The records Block Start

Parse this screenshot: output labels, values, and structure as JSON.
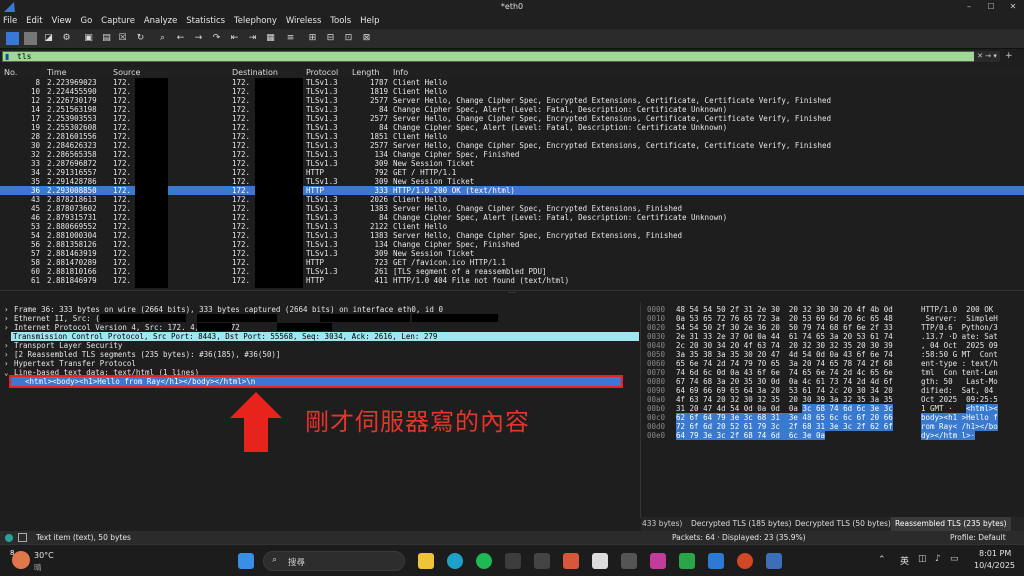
{
  "window": {
    "title": "*eth0",
    "min": "–",
    "max": "☐",
    "close": "✕"
  },
  "menu": [
    "File",
    "Edit",
    "View",
    "Go",
    "Capture",
    "Analyze",
    "Statistics",
    "Telephony",
    "Wireless",
    "Tools",
    "Help"
  ],
  "filter": {
    "value": "tls"
  },
  "columns": {
    "no": "No.",
    "time": "Time",
    "source": "Source",
    "destination": "Destination",
    "protocol": "Protocol",
    "length": "Length",
    "info": "Info"
  },
  "packets": [
    {
      "no": "8",
      "time": "2.223969023",
      "src": "172.",
      "dst": "172.",
      "proto": "TLSv1.3",
      "len": "1787",
      "info": "Client Hello"
    },
    {
      "no": "10",
      "time": "2.224455590",
      "src": "172.",
      "dst": "172.",
      "proto": "TLSv1.3",
      "len": "1819",
      "info": "Client Hello"
    },
    {
      "no": "12",
      "time": "2.226730179",
      "src": "172.",
      "dst": "172.",
      "proto": "TLSv1.3",
      "len": "2577",
      "info": "Server Hello, Change Cipher Spec, Encrypted Extensions, Certificate, Certificate Verify, Finished"
    },
    {
      "no": "14",
      "time": "2.251563198",
      "src": "172.",
      "dst": "172.",
      "proto": "TLSv1.3",
      "len": "84",
      "info": "Change Cipher Spec, Alert (Level: Fatal, Description: Certificate Unknown)"
    },
    {
      "no": "17",
      "time": "2.253903553",
      "src": "172.",
      "dst": "172.",
      "proto": "TLSv1.3",
      "len": "2577",
      "info": "Server Hello, Change Cipher Spec, Encrypted Extensions, Certificate, Certificate Verify, Finished"
    },
    {
      "no": "19",
      "time": "2.255302608",
      "src": "172.",
      "dst": "172.",
      "proto": "TLSv1.3",
      "len": "84",
      "info": "Change Cipher Spec, Alert (Level: Fatal, Description: Certificate Unknown)"
    },
    {
      "no": "28",
      "time": "2.281601556",
      "src": "172.",
      "dst": "172.",
      "proto": "TLSv1.3",
      "len": "1851",
      "info": "Client Hello"
    },
    {
      "no": "30",
      "time": "2.284626323",
      "src": "172.",
      "dst": "172.",
      "proto": "TLSv1.3",
      "len": "2577",
      "info": "Server Hello, Change Cipher Spec, Encrypted Extensions, Certificate, Certificate Verify, Finished"
    },
    {
      "no": "32",
      "time": "2.286565358",
      "src": "172.",
      "dst": "172.",
      "proto": "TLSv1.3",
      "len": "134",
      "info": "Change Cipher Spec, Finished"
    },
    {
      "no": "33",
      "time": "2.287696872",
      "src": "172.",
      "dst": "172.",
      "proto": "TLSv1.3",
      "len": "309",
      "info": "New Session Ticket"
    },
    {
      "no": "34",
      "time": "2.291316557",
      "src": "172.",
      "dst": "172.",
      "proto": "HTTP",
      "len": "792",
      "info": "GET / HTTP/1.1"
    },
    {
      "no": "35",
      "time": "2.291428786",
      "src": "172.",
      "dst": "172.",
      "proto": "TLSv1.3",
      "len": "309",
      "info": "New Session Ticket"
    },
    {
      "no": "36",
      "time": "2.293008850",
      "src": "172.",
      "dst": "172.",
      "proto": "HTTP",
      "len": "333",
      "info": "HTTP/1.0 200 OK  (text/html)"
    },
    {
      "no": "43",
      "time": "2.878218613",
      "src": "172.",
      "dst": "172.",
      "proto": "TLSv1.3",
      "len": "2026",
      "info": "Client Hello"
    },
    {
      "no": "45",
      "time": "2.878073602",
      "src": "172.",
      "dst": "172.",
      "proto": "TLSv1.3",
      "len": "1383",
      "info": "Server Hello, Change Cipher Spec, Encrypted Extensions, Finished"
    },
    {
      "no": "46",
      "time": "2.879315731",
      "src": "172.",
      "dst": "172.",
      "proto": "TLSv1.3",
      "len": "84",
      "info": "Change Cipher Spec, Alert (Level: Fatal, Description: Certificate Unknown)"
    },
    {
      "no": "53",
      "time": "2.880669552",
      "src": "172.",
      "dst": "172.",
      "proto": "TLSv1.3",
      "len": "2122",
      "info": "Client Hello"
    },
    {
      "no": "54",
      "time": "2.881000304",
      "src": "172.",
      "dst": "172.",
      "proto": "TLSv1.3",
      "len": "1383",
      "info": "Server Hello, Change Cipher Spec, Encrypted Extensions, Finished"
    },
    {
      "no": "56",
      "time": "2.881358126",
      "src": "172.",
      "dst": "172.",
      "proto": "TLSv1.3",
      "len": "134",
      "info": "Change Cipher Spec, Finished"
    },
    {
      "no": "57",
      "time": "2.881463919",
      "src": "172.",
      "dst": "172.",
      "proto": "TLSv1.3",
      "len": "309",
      "info": "New Session Ticket"
    },
    {
      "no": "58",
      "time": "2.881470289",
      "src": "172.",
      "dst": "172.",
      "proto": "HTTP",
      "len": "723",
      "info": "GET /favicon.ico HTTP/1.1"
    },
    {
      "no": "60",
      "time": "2.881810166",
      "src": "172.",
      "dst": "172.",
      "proto": "TLSv1.3",
      "len": "261",
      "info": "[TLS segment of a reassembled PDU]"
    },
    {
      "no": "61",
      "time": "2.881846979",
      "src": "172.",
      "dst": "172.",
      "proto": "HTTP",
      "len": "411",
      "info": "HTTP/1.0 404 File not found  (text/html)"
    }
  ],
  "selected_packet": "36",
  "details": [
    {
      "text": "Frame 36: 333 bytes on wire (2664 bits), 333 bytes captured (2664 bits) on interface eth0, id 0",
      "indent": 0,
      "arrow": "›",
      "hl": ""
    },
    {
      "text": "Ethernet II, Src:                     (                  ), Dst:                    (                  )",
      "indent": 0,
      "arrow": "›",
      "hl": ""
    },
    {
      "text": "Internet Protocol Version 4, Src: 172.          4, Dst: 172",
      "indent": 0,
      "arrow": "›",
      "hl": ""
    },
    {
      "text": "Transmission Control Protocol, Src Port: 8443, Dst Port: 55568, Seq: 3034, Ack: 2616, Len: 279",
      "indent": 0,
      "arrow": "›",
      "hl": "cyan"
    },
    {
      "text": "Transport Layer Security",
      "indent": 0,
      "arrow": "›",
      "hl": ""
    },
    {
      "text": "[2 Reassembled TLS segments (235 bytes): #36(185), #36(50)]",
      "indent": 0,
      "arrow": "›",
      "hl": ""
    },
    {
      "text": "Hypertext Transfer Protocol",
      "indent": 0,
      "arrow": "›",
      "hl": ""
    },
    {
      "text": "Line-based text data: text/html (1 lines)",
      "indent": 0,
      "arrow": "⌄",
      "hl": ""
    },
    {
      "text": "<html><body><h1>Hello from Ray</h1></body></html>\\n",
      "indent": 1,
      "arrow": "",
      "hl": "sel"
    }
  ],
  "hex": [
    {
      "off": "0000",
      "bytes": "48 54 54 50 2f 31 2e 30  20 32 30 30 20 4f 4b 0d",
      "ascii": "HTTP/1.0  200 OK"
    },
    {
      "off": "0010",
      "bytes": "0a 53 65 72 76 65 72 3a  20 53 69 6d 70 6c 65 48",
      "ascii": " Server:  SimpleH"
    },
    {
      "off": "0020",
      "bytes": "54 54 50 2f 30 2e 36 20  50 79 74 68 6f 6e 2f 33",
      "ascii": "TTP/0.6  Python/3"
    },
    {
      "off": "0030",
      "bytes": "2e 31 33 2e 37 0d 0a 44  61 74 65 3a 20 53 61 74",
      "ascii": ".13.7 ·D ate: Sat"
    },
    {
      "off": "0040",
      "bytes": "2c 20 30 34 20 4f 63 74  20 32 30 32 35 20 30 39",
      "ascii": ", 04 Oct  2025 09"
    },
    {
      "off": "0050",
      "bytes": "3a 35 38 3a 35 30 20 47  4d 54 0d 0a 43 6f 6e 74",
      "ascii": ":58:50 G MT  Cont"
    },
    {
      "off": "0060",
      "bytes": "65 6e 74 2d 74 79 70 65  3a 20 74 65 78 74 2f 68",
      "ascii": "ent-type : text/h"
    },
    {
      "off": "0070",
      "bytes": "74 6d 6c 0d 0a 43 6f 6e  74 65 6e 74 2d 4c 65 6e",
      "ascii": "tml  Con tent-Len"
    },
    {
      "off": "0080",
      "bytes": "67 74 68 3a 20 35 30 0d  0a 4c 61 73 74 2d 4d 6f",
      "ascii": "gth: 50   Last-Mo"
    },
    {
      "off": "0090",
      "bytes": "64 69 66 69 65 64 3a 20  53 61 74 2c 20 30 34 20",
      "ascii": "dified:  Sat, 04"
    },
    {
      "off": "00a0",
      "bytes": "4f 63 74 20 32 30 32 35  20 30 39 3a 32 35 3a 35",
      "ascii": "Oct 2025  09:25:5"
    },
    {
      "off": "00b0",
      "bytes": "31 20 47 4d 54 0d 0a 0d  0a 3c 68 74 6d 6c 3e 3c",
      "ascii": "1 GMT ·   <html><"
    },
    {
      "off": "00c0",
      "bytes": "62 6f 64 79 3e 3c 68 31  3e 48 65 6c 6c 6f 20 66",
      "ascii": "body><h1 >Hello f"
    },
    {
      "off": "00d0",
      "bytes": "72 6f 6d 20 52 61 79 3c  2f 68 31 3e 3c 2f 62 6f",
      "ascii": "rom Ray< /h1></bo"
    },
    {
      "off": "00e0",
      "bytes": "64 79 3e 3c 2f 68 74 6d  6c 3e 0a",
      "ascii": "dy></htm l>·"
    }
  ],
  "annotation": "剛才伺服器寫的內容",
  "byte_tabs": [
    "433 bytes)",
    "Decrypted TLS (185 bytes)",
    "Decrypted TLS (50 bytes)",
    "Reassembled TLS (235 bytes)"
  ],
  "status": {
    "left": "Text item (text), 50 bytes",
    "mid": "Packets: 64 · Displayed: 23 (35.9%)",
    "right": "Profile: Default"
  },
  "taskbar": {
    "weather_temp": "30°C",
    "weather_desc": "晴",
    "search": "搜尋",
    "ime": "英",
    "time": "8:01 PM",
    "date": "10/4/2025",
    "badge": "8"
  }
}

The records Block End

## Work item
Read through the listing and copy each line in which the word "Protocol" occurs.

## Task output
    "protocol": "Protocol",
      "text": "Internet Protocol Version 4, Src: 172.          4, Dst: 172",
      "text": "Transmission Control Protocol, Src Port: 8443, Dst Port: 55568, Seq: 3034, Ack: 2616, Len: 279",
      "text": "Hypertext Transfer Protocol",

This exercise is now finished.